I definitely see it happening, in any case. Switch just launched, so the Zelda team's next game will definitely still target the platform. At the same time, they'll surely want avoid another 5 year development cycle, because it would put the next Zelda once again in the awkward transition period between consoles.
I remember someone from Nintendo, possibly Aonuma, mentioning that they're looking into ways to reuse assets/systems/engine from BotW to reduce development time and not having to start from stretch again. I'd say the chances of a new 3D-Zelda in 2020/2021 are extremely likely.
 
Oct 29, 2017
2,398
#43
I remember someone from Nintendo, possibly Aonuma, mentioning that they're looking into ways to reuse assets/systems/engine from BotW to reduce development time and not having to start from stretch again. I'd say the chances of a new 3D-Zelda in 2020/2021 are extremely likely.
Was that talking about Zelda though? IIRC Nintendo shares (parts of) their engines across titles, with Zelda and Xenoblade teams working together on assets. I could also imagine other franchises getting the open world treatment hereafter. (though I'm not sure necessarily which one outside of Metroid)
 
Jan 22, 2018
767
Norway
#44
Was that talking about Zelda though? IIRC Nintendo shares (parts of) their engines across titles, with Zelda and Xenoblade teams working together on assets. I could also imagine other franchises getting the open world treatment hereafter. (though I'm not sure necessarily which one outside of Metroid)
Please be Pokemon.
 
Oct 27, 2017
2,704
#45
Was that talking about Zelda though? IIRC Nintendo shares (parts of) their engines across titles, with Zelda and Xenoblade teams working together on assets. I could also imagine other franchises getting the open world treatment hereafter. (though I'm not sure necessarily which one outside of Metroid)
I'm not sure, I'm having trouble finding the original quote. I read it in the context of the next Zelda, but it could be that they meant what you're saying.

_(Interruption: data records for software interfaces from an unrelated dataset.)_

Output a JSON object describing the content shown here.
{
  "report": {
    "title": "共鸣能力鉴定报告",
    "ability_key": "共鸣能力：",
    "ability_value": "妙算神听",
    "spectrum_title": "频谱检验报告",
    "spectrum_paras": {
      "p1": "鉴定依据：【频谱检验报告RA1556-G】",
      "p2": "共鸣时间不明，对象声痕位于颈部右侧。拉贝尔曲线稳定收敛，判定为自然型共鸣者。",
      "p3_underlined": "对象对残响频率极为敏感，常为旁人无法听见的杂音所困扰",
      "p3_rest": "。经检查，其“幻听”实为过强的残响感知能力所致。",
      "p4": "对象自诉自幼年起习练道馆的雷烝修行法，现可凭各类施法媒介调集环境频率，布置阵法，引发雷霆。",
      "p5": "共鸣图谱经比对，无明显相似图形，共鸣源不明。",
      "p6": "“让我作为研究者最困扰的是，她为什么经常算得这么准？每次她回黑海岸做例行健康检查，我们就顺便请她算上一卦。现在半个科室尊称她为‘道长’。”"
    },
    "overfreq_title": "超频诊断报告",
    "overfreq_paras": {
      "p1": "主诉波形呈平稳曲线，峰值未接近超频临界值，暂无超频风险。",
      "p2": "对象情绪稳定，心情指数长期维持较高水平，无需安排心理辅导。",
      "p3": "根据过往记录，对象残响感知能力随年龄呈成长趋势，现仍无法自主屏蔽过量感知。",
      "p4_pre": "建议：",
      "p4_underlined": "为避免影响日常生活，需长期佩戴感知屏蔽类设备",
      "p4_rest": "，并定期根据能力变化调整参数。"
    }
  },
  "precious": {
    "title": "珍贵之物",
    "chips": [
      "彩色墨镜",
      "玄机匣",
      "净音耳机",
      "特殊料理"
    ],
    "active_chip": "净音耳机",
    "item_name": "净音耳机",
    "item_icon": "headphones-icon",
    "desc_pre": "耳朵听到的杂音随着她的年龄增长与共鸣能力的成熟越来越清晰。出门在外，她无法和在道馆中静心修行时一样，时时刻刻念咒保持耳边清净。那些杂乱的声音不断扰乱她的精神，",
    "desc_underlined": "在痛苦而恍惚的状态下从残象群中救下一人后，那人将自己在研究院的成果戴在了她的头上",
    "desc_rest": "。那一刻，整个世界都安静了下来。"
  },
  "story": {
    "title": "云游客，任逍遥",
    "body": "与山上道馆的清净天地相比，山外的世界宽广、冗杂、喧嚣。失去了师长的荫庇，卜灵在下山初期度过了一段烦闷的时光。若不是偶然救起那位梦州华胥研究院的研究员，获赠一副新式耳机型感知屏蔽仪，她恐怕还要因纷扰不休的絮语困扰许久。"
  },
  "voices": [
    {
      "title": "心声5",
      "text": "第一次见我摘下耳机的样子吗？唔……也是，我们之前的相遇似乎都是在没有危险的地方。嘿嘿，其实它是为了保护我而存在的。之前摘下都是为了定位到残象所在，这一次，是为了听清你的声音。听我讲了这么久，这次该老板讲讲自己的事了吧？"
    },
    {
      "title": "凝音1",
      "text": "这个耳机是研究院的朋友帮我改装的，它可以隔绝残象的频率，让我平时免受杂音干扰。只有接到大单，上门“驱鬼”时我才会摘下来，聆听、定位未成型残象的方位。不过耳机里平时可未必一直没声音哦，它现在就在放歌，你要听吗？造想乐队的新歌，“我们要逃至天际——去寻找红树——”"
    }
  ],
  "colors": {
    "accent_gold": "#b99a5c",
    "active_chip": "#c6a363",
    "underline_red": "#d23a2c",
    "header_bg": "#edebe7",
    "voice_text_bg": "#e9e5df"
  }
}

EDIT: You are correct, the quote didn't specificially mention Zelda or it's engine and was talking more in the broad sense of things. My bad.
 
Last edited:
Oct 26, 2017
2,142
#48
Is that not simply in line with the Switch's early popularity?
No.
It is outperforming Twilight Princess (Wii+GC) and Phantom Hourglass (DS) both released when Wii and DS were booming in Japan.
It's not just related to hardware popularity, seems japanese gamers are attracted by the new formula.
 

Chronospherics

Games User Researcher at Player Research
Verified
Oct 28, 2017
1,569
Brighton
#50
The article linked in the post goes into a lot of the different factors at play. It also talks about why Nintendo have been reluctant to create a game like Breath of the Wild until now.
Interesting.

I feel as though the overall media attention that resulted from its critical acclaim is a potential overlooked factor too. I also think the article downplays the involvement of the Switch. Describing the Switch as 'something inbetween a handheld and a console' is doing the system a disservice, as it's clear that many consumers see the system as fulfilling both roles competently. Effectively generating a larger audience than either handheld, or home console would have alone.